It started with learning to read and write. Then, she recalls, leaders began talking to her about God. She told them to stop. “God didn’t maintain me, give me the food,” she told them. “So for me, your God isn’t worth anything.”

But, as she says now, there is nothing that moves without God’s will.

She continued working alongside HEPAC, and over time, her anger at God turned to prayer — and eventually faith. As the peace workshops progressed, her outlooks and behaviors began to change too, so gradually at first that her family noticed more than she did.

In time, though, it was Sandoval who, instead of causing discord, would talk to those disagreeing and help find common ground. When young men in her neighborhood fought with rocks, she began speaking to them about living in peace and the respect they should have for themselves and others.

“You see and live life differently,” she says. “Before, the problems, even if they were very small, I saw them as very big. Now, we know that in addition to the fact we’re sustained by God, there are ways to solve that problem.”

What’s more difficult is convincing her neighbors that peace can be a solution to problems the community is facing. “The women want to go there and fight as we did in the beginning,” she says. “Now I’m telling them we have a different way of working.”

Sandoval urges them to send officials emails or letters. “I’ve even proposed there are times we can send flowers,” she says.

Not everyone buys this approach. “There are some friends that are not my friends now,” she says. “But there are some that are and have followed us in the workshops.”

a stone for peaceMarycruz Sandoval holds a stone she chose more than a decade ago to mark her commitment to peace. Photo by Silas Crews

After years of relying on rocks and threats to make changes, Sandoval now holds close a different stone — one she chose during a workshop where Stucky trained her and others to teach about peace and that she keeps in her bedroom. “When I’m very angry, when I’m furious, I go and look at that stone and remember my commitment,” she says.

As HEPAC stuck with her, she stays in touch with women from the peace workshops she’s led, sending texts when she has credit on her cell phone and encouraging them to make lasting changes in their lives.

“They say, ‘It’s too much . . . . I’m not able to.’”

And Sandoval tells them what she’s heard through the years from Stucky and others. “I say, ‘When God gives us a new day, we decide how we want to live that day . . . . You have the opportunity to decide how you want to live this day.’”


borderA bus travels in Nogales, Mexico, along the border with the U.S. Photo by Silas Crews

Migration and MCC
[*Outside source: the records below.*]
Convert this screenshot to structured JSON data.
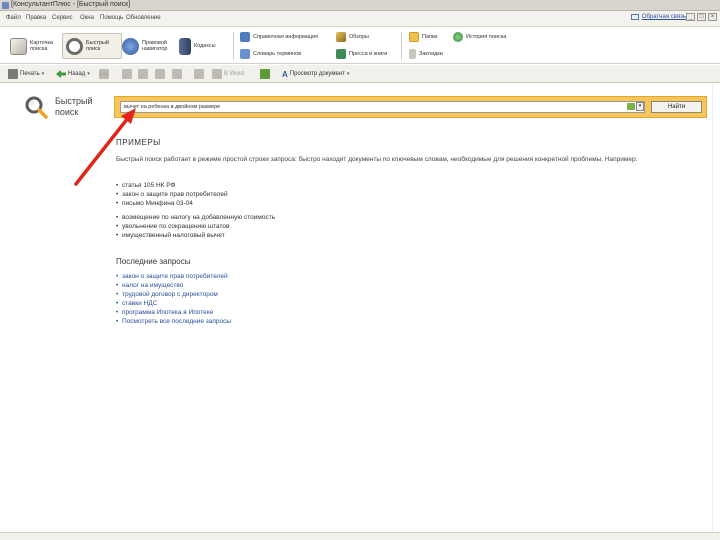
{
  "window": {
    "title": "[КонсультантПлюс - [Быстрый поиск]"
  },
  "menu": {
    "items": [
      "Файл",
      "Правка",
      "Сервис",
      "Окна",
      "Помощь",
      "Обновление"
    ],
    "feedback": "Обратная связь"
  },
  "window_controls": {
    "minimize": "_",
    "maximize": "□",
    "close": "×"
  },
  "ribbon": {
    "card_search": "Карточка поиска",
    "quick_search": "Быстрый поиск",
    "legal_navigator": "Правовой навигатор",
    "codexes": "Кодексы",
    "reference": "Справочная информация",
    "reviews": "Обзоры",
    "dictionary": "Словарь терминов",
    "press": "Пресса и книги",
    "folders": "Папки",
    "history": "История поиска",
    "bookmarks": "Закладки"
  },
  "toolbar": {
    "print": "Печать",
    "back": "Назад",
    "to_word": "В Word",
    "preview": "Просмотр документ"
  },
  "quick_search": {
    "title": "Быстрый поиск",
    "query": "вычет на ребенка в двойном размере",
    "find_button": "Найти"
  },
  "examples": {
    "heading": "ПРИМЕРЫ",
    "intro": "Быстрый поиск работает в режиме простой строки запроса: быстро находит документы по ключевым словам, необходимые для решения конкретной проблемы. Например:",
    "group1": [
      "статья 105 НК РФ",
      "закон о защите прав потребителей",
      "письмо Минфина 03-04"
    ],
    "group2": [
      "возмещение по налогу на добавленную стоимость",
      "увольнение по сокращению штатов",
      "имущественный налоговый вычет"
    ]
  },
  "recent": {
    "heading": "Последние запросы",
    "items": [
      "закон о защите прав потребителей",
      "налог на имущество",
      "трудовой договор с директором",
      "ставки НДС",
      "программа Ипотека в Ипотеке",
      "Посмотреть все последние запросы"
    ]
  }
}
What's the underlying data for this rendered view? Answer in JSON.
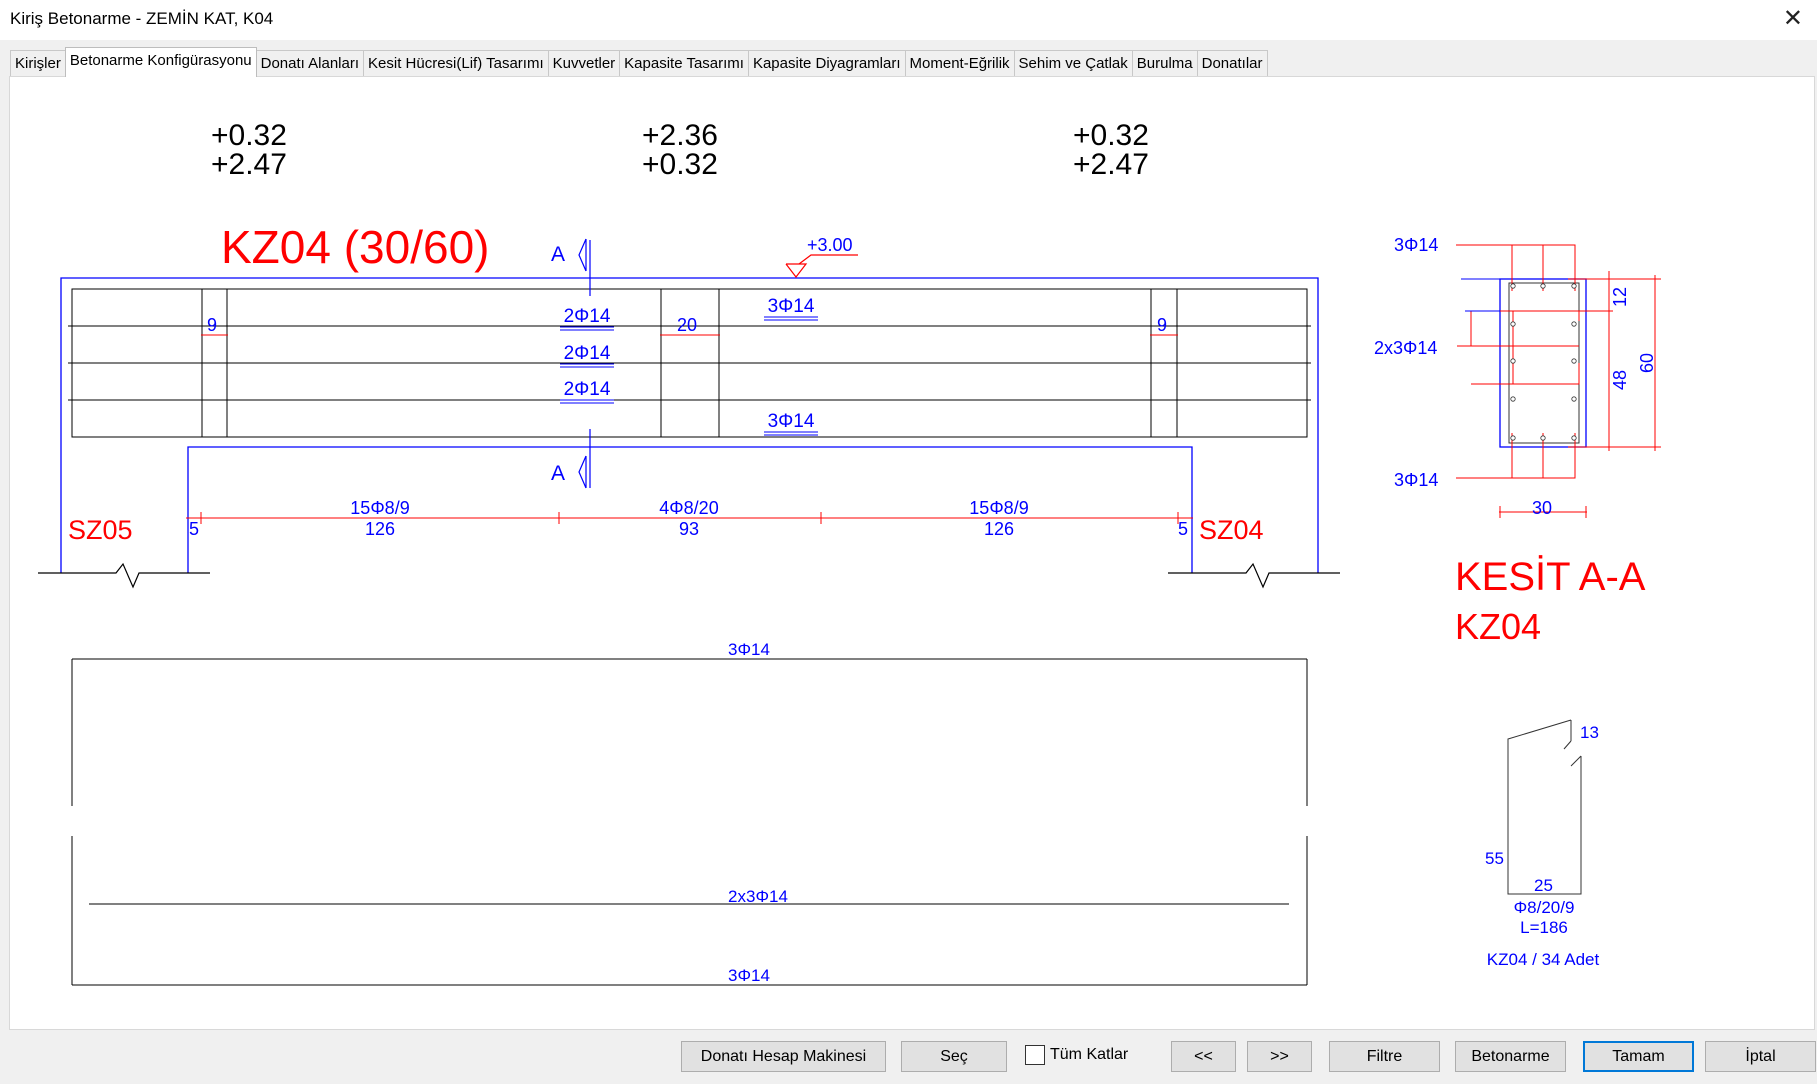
{
  "window": {
    "title": "Kiriş Betonarme - ZEMİN KAT, K04",
    "close_glyph": "✕"
  },
  "tabs": [
    {
      "label": "Kirişler"
    },
    {
      "label": "Betonarme Konfigürasyonu",
      "active": true
    },
    {
      "label": "Donatı Alanları"
    },
    {
      "label": "Kesit Hücresi(Lif) Tasarımı"
    },
    {
      "label": "Kuvvetler"
    },
    {
      "label": "Kapasite Tasarımı"
    },
    {
      "label": "Kapasite Diyagramları"
    },
    {
      "label": "Moment-Eğrilik"
    },
    {
      "label": "Sehim ve Çatlak"
    },
    {
      "label": "Burulma"
    },
    {
      "label": "Donatılar"
    }
  ],
  "drawing": {
    "colors": {
      "blue": "#0000ff",
      "red": "#ff0000",
      "black": "#000000",
      "gray": "#333333"
    },
    "ratios": {
      "left": [
        "+0.32",
        "+2.47"
      ],
      "mid": [
        "+2.36",
        "+0.32"
      ],
      "right": [
        "+0.32",
        "+2.47"
      ]
    },
    "beam_title": "KZ04 (30/60)",
    "section_mark": "A",
    "level_mark": "+3.00",
    "bars": {
      "top": "3Φ14",
      "web1": "2Φ14",
      "web2": "2Φ14",
      "web3": "2Φ14",
      "bottom": "3Φ14"
    },
    "dims": {
      "left_conf": "9",
      "mid": "20",
      "right_conf": "9"
    },
    "stirrups": {
      "left_spec": "15Φ8/9",
      "left_len": "126",
      "mid_spec": "4Φ8/20",
      "mid_len": "93",
      "right_spec": "15Φ8/9",
      "right_len": "126",
      "left_offset": "5",
      "right_offset": "5"
    },
    "columns": {
      "left": "SZ05",
      "right": "SZ04"
    },
    "section": {
      "title": "KESİT A-A",
      "subtitle": "KZ04",
      "top_bars": "3Φ14",
      "web_bars": "2x3Φ14",
      "bottom_bars": "3Φ14",
      "dim_top": "12",
      "dim_web": "48",
      "dim_total": "60",
      "dim_width": "30"
    },
    "elevation": {
      "top": "3Φ14",
      "mid": "2x3Φ14",
      "bottom": "3Φ14"
    },
    "stirrup_detail": {
      "hook": "13",
      "height": "55",
      "width": "25",
      "spec": "Φ8/20/9",
      "length": "L=186",
      "count": "KZ04 / 34 Adet"
    }
  },
  "buttons": {
    "calc": "Donatı Hesap Makinesi",
    "select": "Seç",
    "all_floors": "Tüm Katlar",
    "all_floors_checked": false,
    "prev": "<<",
    "next": ">>",
    "filter": "Filtre",
    "concrete": "Betonarme",
    "ok": "Tamam",
    "cancel": "İptal"
  }
}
In Nogales, Mexico, as in many other places around the world, people and families are shaped by migration. We invite you to explore the following MCC resources.

  • Order “People on the Move: Human Stories of Migration,” a new traveling, 12-panel exhibit featuring stories of migration from around the world. Email exhibits@mcc.org or call MCC U.S. at 717.859.1151 to learn more.
  • See the Spring/Summer 2013 Washington Memo on U.S. immigration policy at washingtonmemo.org/newsletter.
  • Go to mcc.org/stories/intersections to read the Spring 2013 edition of Intersections, a quarterly publication exploring the theory and practice of MCC work. This issue focuses on migration and development, including Christian emigration from the Middle East, remittances in Nepal, displacement in eastern Democratic Republic of the Congo and Mexico as a global crossroads.